**** PROVIDED DATA

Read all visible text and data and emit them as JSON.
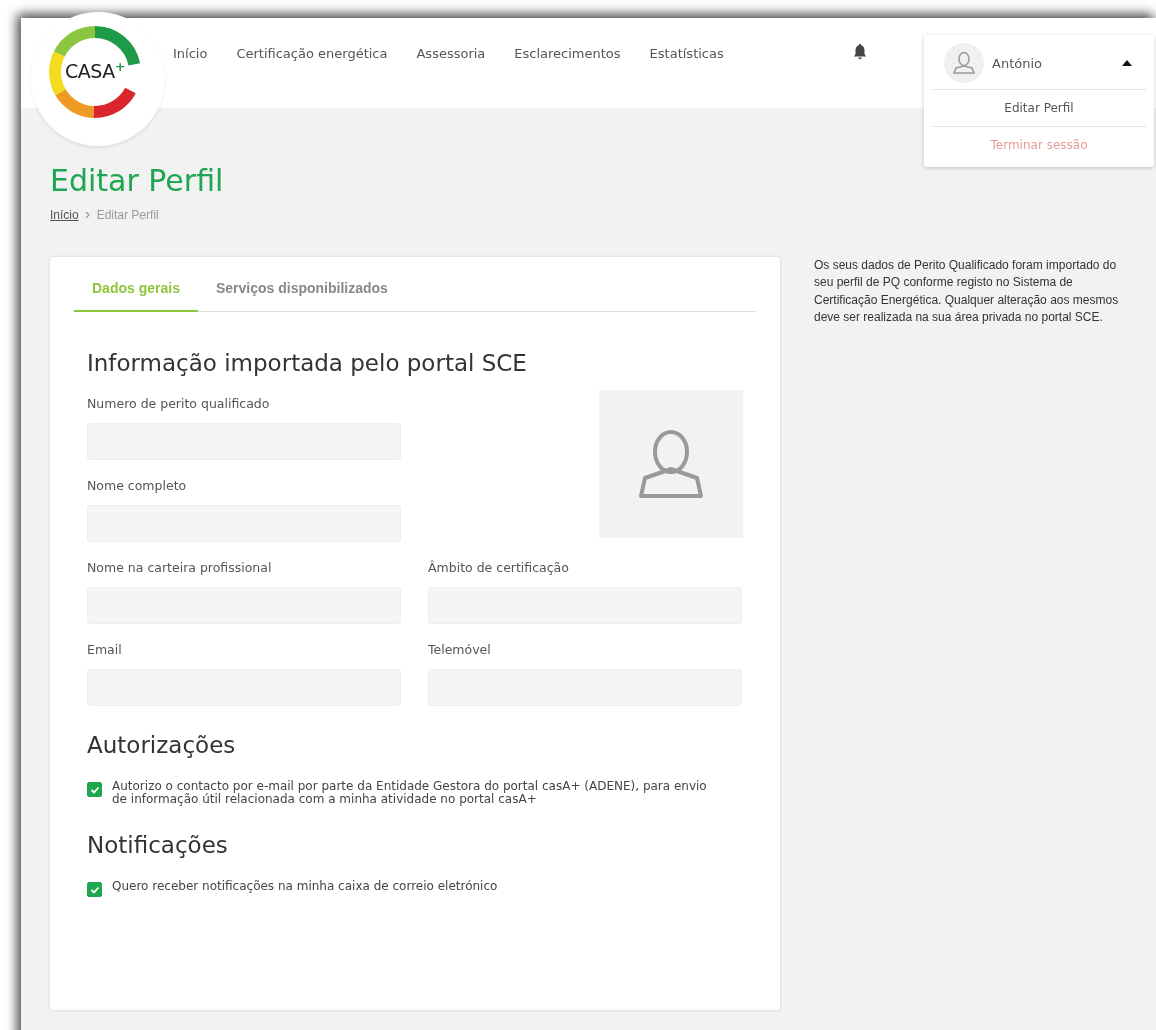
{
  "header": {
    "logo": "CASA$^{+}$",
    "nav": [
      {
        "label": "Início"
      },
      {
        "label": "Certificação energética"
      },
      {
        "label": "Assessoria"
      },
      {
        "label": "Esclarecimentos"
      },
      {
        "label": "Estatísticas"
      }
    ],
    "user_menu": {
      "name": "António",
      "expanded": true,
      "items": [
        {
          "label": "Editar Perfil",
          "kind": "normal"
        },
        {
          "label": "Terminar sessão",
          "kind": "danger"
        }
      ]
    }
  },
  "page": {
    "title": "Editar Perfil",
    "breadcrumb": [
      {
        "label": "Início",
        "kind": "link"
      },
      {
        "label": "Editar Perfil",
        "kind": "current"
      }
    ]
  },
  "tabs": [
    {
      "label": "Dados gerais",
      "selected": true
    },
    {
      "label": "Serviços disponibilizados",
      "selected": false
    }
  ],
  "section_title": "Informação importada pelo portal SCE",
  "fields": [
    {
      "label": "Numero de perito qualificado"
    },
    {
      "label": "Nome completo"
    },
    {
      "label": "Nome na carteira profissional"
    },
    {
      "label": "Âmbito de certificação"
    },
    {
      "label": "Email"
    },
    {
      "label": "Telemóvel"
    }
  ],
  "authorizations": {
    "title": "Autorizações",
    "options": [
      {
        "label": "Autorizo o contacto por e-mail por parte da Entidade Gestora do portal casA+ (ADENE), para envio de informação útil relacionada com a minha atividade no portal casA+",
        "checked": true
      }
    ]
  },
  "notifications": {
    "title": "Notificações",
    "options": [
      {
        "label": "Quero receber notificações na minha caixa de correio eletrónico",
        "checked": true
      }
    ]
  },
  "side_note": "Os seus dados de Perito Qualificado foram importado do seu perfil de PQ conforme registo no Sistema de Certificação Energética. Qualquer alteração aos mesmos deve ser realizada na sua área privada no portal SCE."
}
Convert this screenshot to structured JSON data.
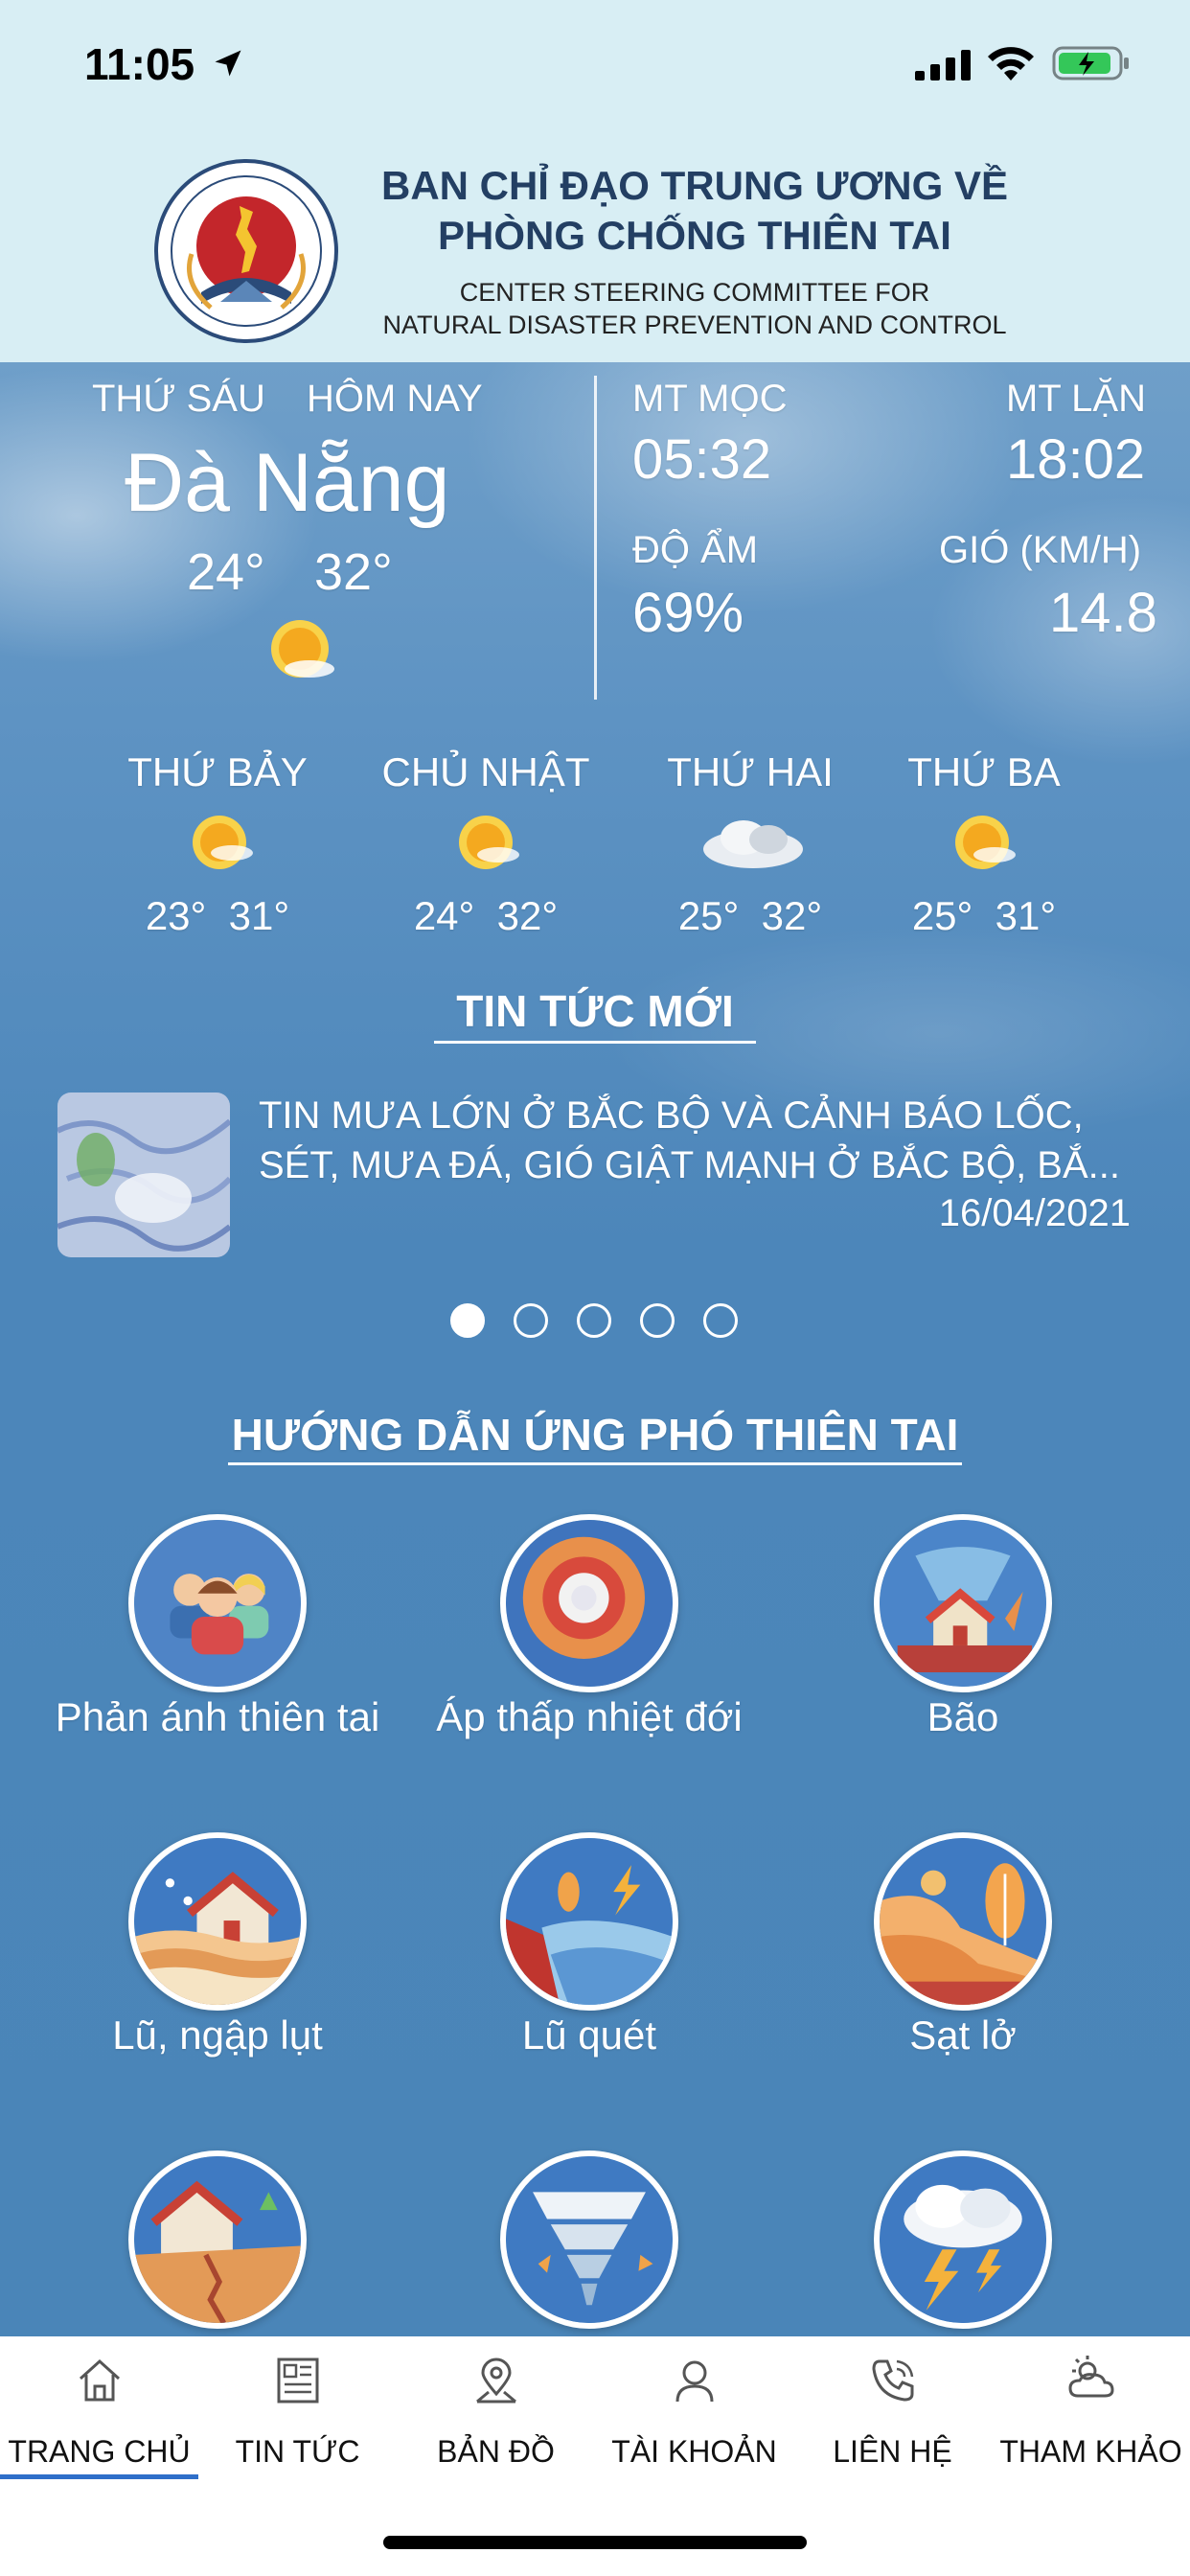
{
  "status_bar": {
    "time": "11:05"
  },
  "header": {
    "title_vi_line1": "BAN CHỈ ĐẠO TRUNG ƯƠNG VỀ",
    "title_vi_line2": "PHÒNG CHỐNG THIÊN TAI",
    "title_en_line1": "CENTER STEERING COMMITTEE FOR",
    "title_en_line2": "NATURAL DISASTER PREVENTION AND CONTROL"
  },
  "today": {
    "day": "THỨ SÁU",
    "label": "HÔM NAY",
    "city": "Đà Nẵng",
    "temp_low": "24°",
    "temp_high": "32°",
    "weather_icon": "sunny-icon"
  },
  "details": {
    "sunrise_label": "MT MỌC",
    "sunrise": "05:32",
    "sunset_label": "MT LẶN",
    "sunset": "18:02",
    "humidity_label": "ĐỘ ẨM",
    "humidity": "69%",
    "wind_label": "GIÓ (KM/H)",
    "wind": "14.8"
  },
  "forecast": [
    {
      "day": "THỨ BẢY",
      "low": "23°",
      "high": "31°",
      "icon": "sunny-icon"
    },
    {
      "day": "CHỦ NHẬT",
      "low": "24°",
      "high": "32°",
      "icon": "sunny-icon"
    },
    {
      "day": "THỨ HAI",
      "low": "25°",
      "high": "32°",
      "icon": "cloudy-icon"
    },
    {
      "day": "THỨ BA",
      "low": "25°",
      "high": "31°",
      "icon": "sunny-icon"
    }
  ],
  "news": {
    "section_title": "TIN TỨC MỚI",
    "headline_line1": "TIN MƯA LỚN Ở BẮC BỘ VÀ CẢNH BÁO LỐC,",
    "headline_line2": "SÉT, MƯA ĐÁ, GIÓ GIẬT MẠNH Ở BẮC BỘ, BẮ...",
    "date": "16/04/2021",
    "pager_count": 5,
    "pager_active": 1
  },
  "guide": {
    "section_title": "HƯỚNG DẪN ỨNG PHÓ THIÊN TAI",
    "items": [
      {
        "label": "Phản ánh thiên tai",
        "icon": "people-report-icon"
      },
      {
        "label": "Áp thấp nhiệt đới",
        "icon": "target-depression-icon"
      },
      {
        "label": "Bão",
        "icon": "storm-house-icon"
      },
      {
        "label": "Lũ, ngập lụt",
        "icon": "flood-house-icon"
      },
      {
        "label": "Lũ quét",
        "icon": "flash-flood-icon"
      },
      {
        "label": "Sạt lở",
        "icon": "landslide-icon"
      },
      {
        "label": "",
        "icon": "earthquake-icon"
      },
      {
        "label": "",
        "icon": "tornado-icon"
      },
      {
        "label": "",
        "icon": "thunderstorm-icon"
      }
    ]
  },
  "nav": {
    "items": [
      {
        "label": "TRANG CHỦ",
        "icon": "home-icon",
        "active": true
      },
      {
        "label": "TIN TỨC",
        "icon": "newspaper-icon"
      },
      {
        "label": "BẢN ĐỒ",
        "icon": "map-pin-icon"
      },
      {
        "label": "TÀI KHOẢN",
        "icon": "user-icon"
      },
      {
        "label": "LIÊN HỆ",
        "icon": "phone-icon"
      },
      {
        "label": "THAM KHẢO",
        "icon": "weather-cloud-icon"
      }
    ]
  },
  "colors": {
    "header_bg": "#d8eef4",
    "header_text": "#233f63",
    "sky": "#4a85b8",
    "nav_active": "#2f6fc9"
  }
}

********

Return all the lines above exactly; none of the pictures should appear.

Read all visible text and data and emit them as JSON.
{
  "header": {
    "logo": "CASA$^{+}$",
    "nav": [
      {
        "label": "Início"
      },
      {
        "label": "Certificação energética"
      },
      {
        "label": "Assessoria"
      },
      {
        "label": "Esclarecimentos"
      },
      {
        "label": "Estatísticas"
      }
    ],
    "user_menu": {
      "name": "António",
      "expanded": true,
      "items": [
        {
          "label": "Editar Perfil",
          "kind": "normal"
        },
        {
          "label": "Terminar sessão",
          "kind": "danger"
        }
      ]
    }
  },
  "page": {
    "title": "Editar Perfil",
    "breadcrumb": [
      {
        "label": "Início",
        "kind": "link"
      },
      {
        "label": "Editar Perfil",
        "kind": "current"
      }
    ]
  },
  "tabs": [
    {
      "label": "Dados gerais",
      "selected": true
    },
    {
      "label": "Serviços disponibilizados",
      "selected": false
    }
  ],
  "section_title": "Informação importada pelo portal SCE",
  "fields": [
    {
      "label": "Numero de perito qualificado"
    },
    {
      "label": "Nome completo"
    },
    {
      "label": "Nome na carteira profissional"
    },
    {
      "label": "Âmbito de certificação"
    },
    {
      "label": "Email"
    },
    {
      "label": "Telemóvel"
    }
  ],
  "authorizations": {
    "title": "Autorizações",
    "options": [
      {
        "label": "Autorizo o contacto por e-mail por parte da Entidade Gestora do portal casA+ (ADENE), para envio de informação útil relacionada com a minha atividade no portal casA+",
        "checked": true
      }
    ]
  },
  "notifications": {
    "title": "Notificações",
    "options": [
      {
        "label": "Quero receber notificações na minha caixa de correio eletrónico",
        "checked": true
      }
    ]
  },
  "side_note": "Os seus dados de Perito Qualificado foram importado do seu perfil de PQ conforme registo no Sistema de Certificação Energética. Qualquer alteração aos mesmos deve ser realizada na sua área privada no portal SCE."
}
Convert this screenshot to structured JSON data.
{
  "status_bar": {
    "time": "11:05"
  },
  "header": {
    "title_vi_line1": "BAN CHỈ ĐẠO TRUNG ƯƠNG VỀ",
    "title_vi_line2": "PHÒNG CHỐNG THIÊN TAI",
    "title_en_line1": "CENTER STEERING COMMITTEE FOR",
    "title_en_line2": "NATURAL DISASTER PREVENTION AND CONTROL"
  },
  "today": {
    "day": "THỨ SÁU",
    "label": "HÔM NAY",
    "city": "Đà Nẵng",
    "temp_low": "24°",
    "temp_high": "32°",
    "weather_icon": "sunny-icon"
  },
  "details": {
    "sunrise_label": "MT MỌC",
    "sunrise": "05:32",
    "sunset_label": "MT LẶN",
    "sunset": "18:02",
    "humidity_label": "ĐỘ ẨM",
    "humidity": "69%",
    "wind_label": "GIÓ (KM/H)",
    "wind": "14.8"
  },
  "forecast": [
    {
      "day": "THỨ BẢY",
      "low": "23°",
      "high": "31°",
      "icon": "sunny-icon"
    },
    {
      "day": "CHỦ NHẬT",
      "low": "24°",
      "high": "32°",
      "icon": "sunny-icon"
    },
    {
      "day": "THỨ HAI",
      "low": "25°",
      "high": "32°",
      "icon": "cloudy-icon"
    },
    {
      "day": "THỨ BA",
      "low": "25°",
      "high": "31°",
      "icon": "sunny-icon"
    }
  ],
  "news": {
    "section_title": "TIN TỨC MỚI",
    "headline_line1": "TIN MƯA LỚN Ở BẮC BỘ VÀ CẢNH BÁO LỐC,",
    "headline_line2": "SÉT, MƯA ĐÁ, GIÓ GIẬT MẠNH Ở BẮC BỘ, BẮ...",
    "date": "16/04/2021",
    "pager_count": 5,
    "pager_active": 1
  },
  "guide": {
    "section_title": "HƯỚNG DẪN ỨNG PHÓ THIÊN TAI",
    "items": [
      {
        "label": "Phản ánh thiên tai",
        "icon": "people-report-icon"
      },
      {
        "label": "Áp thấp nhiệt đới",
        "icon": "target-depression-icon"
      },
      {
        "label": "Bão",
        "icon": "storm-house-icon"
      },
      {
        "label": "Lũ, ngập lụt",
        "icon": "flood-house-icon"
      },
      {
        "label": "Lũ quét",
        "icon": "flash-flood-icon"
      },
      {
        "label": "Sạt lở",
        "icon": "landslide-icon"
      },
      {
        "label": "",
        "icon": "earthquake-icon"
      },
      {
        "label": "",
        "icon": "tornado-icon"
      },
      {
        "label": "",
        "icon": "thunderstorm-icon"
      }
    ]
  },
  "nav": {
    "items": [
      {
        "label": "TRANG CHỦ",
        "icon": "home-icon",
        "active": true
      },
      {
        "label": "TIN TỨC",
        "icon": "newspaper-icon"
      },
      {
        "label": "BẢN ĐỒ",
        "icon": "map-pin-icon"
      },
      {
        "label": "TÀI KHOẢN",
        "icon": "user-icon"
      },
      {
        "label": "LIÊN HỆ",
        "icon": "phone-icon"
      },
      {
        "label": "THAM KHẢO",
        "icon": "weather-cloud-icon"
      }
    ]
  },
  "colors": {
    "header_bg": "#d8eef4",
    "header_text": "#233f63",
    "sky": "#4a85b8",
    "nav_active": "#2f6fc9"
  }
}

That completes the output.